We examined the testicular histology of 32 adult male Pseudobranchus axanthus collected at Rainey Slough (Glades County), Florida, during 1974–76. The process of spermatogenesis was evident throughout all regions of the testes and appeared to occur year-round. The testes contain numerous, spherical-to-oblong testicular lobules that vary greatly in size. Unlike all other salamanders, which exhibit cystic spermatogenesis along with a caudo-cephalic wave of maturing cell types (leading to spatial and temporal segregation of germ cells), spermatogenesis in P. axanthus lacks testicular cysts. Instead, the testicular lobules possess an assortment of different spermatogenic cell stages, all arising from primary spermatogonia through mitotic and meiotic divisions, thus creating a germ cell/Sertoli cell syncytium along the lobular epithelium. Secondary spermatocytes then detach from the lobular epithelium and from their accompanying Sertoli cells and undergo spermiogenesis within the lumen. We propose naming this new type of germ cell development non-cystic lobular spermatogenesis. Upon maturation, sperm travel from the lobular lumen into a longitudinal testicular canal via an intratesticular duct. The testicular canal conveys sperm to about 15 vasa efferentia, which then connect to genital renal capsules. Sperm move through the renal tubules and eventually reach the Wollfian duct. This duct transports sperm to the cloaca.

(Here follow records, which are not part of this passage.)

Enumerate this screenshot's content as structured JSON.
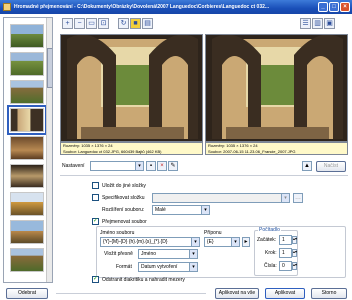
{
  "window": {
    "title": "Hromadné přejmenování - C:\\Dokumenty\\Obrázky\\Dovolená\\2007 Languedoc\\Corbieres\\Languedoc ct 032..."
  },
  "preview": {
    "left_info_line1": "Rozměry: 1035 × 1376 × 24",
    "left_info_line2": "Soubor: Languedoc ct 032.JPG, 660439 Bajtů (462 KB)",
    "right_info_line1": "Rozměry: 1035 × 1376 × 24",
    "right_info_line2": "Soubor: 2007-06-15 11.23.06_Francie_2007.JPG"
  },
  "form": {
    "nastaveni_label": "Nastavení",
    "nastaveni_value": "",
    "nacist_label": "Načíst",
    "opt_ulozit": "Uložit do jiné složky",
    "opt_specifikovat": "Specifikovat složku",
    "rozsir_label": "Rozšíření souboru:",
    "rozsir_value": "Malé",
    "opt_prejmenovat": "Přejmenovat soubor",
    "jmeno_label": "Jméno souboru",
    "jmeno_value": "{Y}-{M}-{D} {h}.{m}.{s}_{*}.{D}",
    "prilozna_label": "Příponu",
    "prilozna_value": "{E}",
    "vlozit_label": "Vložit přesně",
    "vlozit_value": "Jméno",
    "format_label": "Formát",
    "format_value": "Datum vytvoření",
    "opt_odstranit": "Odstranit diakritiku a nahradit mezery",
    "pocitadlo_title": "Počítadlo",
    "zacatek_label": "Začátek:",
    "zacatek_value": "1",
    "krok_label": "Krok:",
    "krok_value": "1",
    "cisla_label": "Čísla:",
    "cisla_value": "0"
  },
  "buttons": {
    "odebrat": "Odebrat",
    "aplikovat_vse": "Aplikovat na vše",
    "aplikovat": "Aplikovat",
    "storno": "Storno"
  },
  "colors": {
    "titlebar": "#1a4fb8",
    "accent": "#2f5fbf",
    "info_bg": "#fff9c8"
  }
}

You have requested a machine translation of selected content from our databases. This functionality is provided solely for your convenience and is in no way intended to replace human translation. Neither BioOne nor the owners and publishers of the content make, and they explicitly disclaim, any express or implied representations or warranties of any kind, including, without limitation, representations and warranties as to the functionality of the translation feature or the accuracy or completeness of the translations.
Translations are not retained in our system. Your use of this feature and the translations is subject to all use restrictions contained in the Terms and Conditions of Use of the BioOne website.
Vol. 105 • No. 4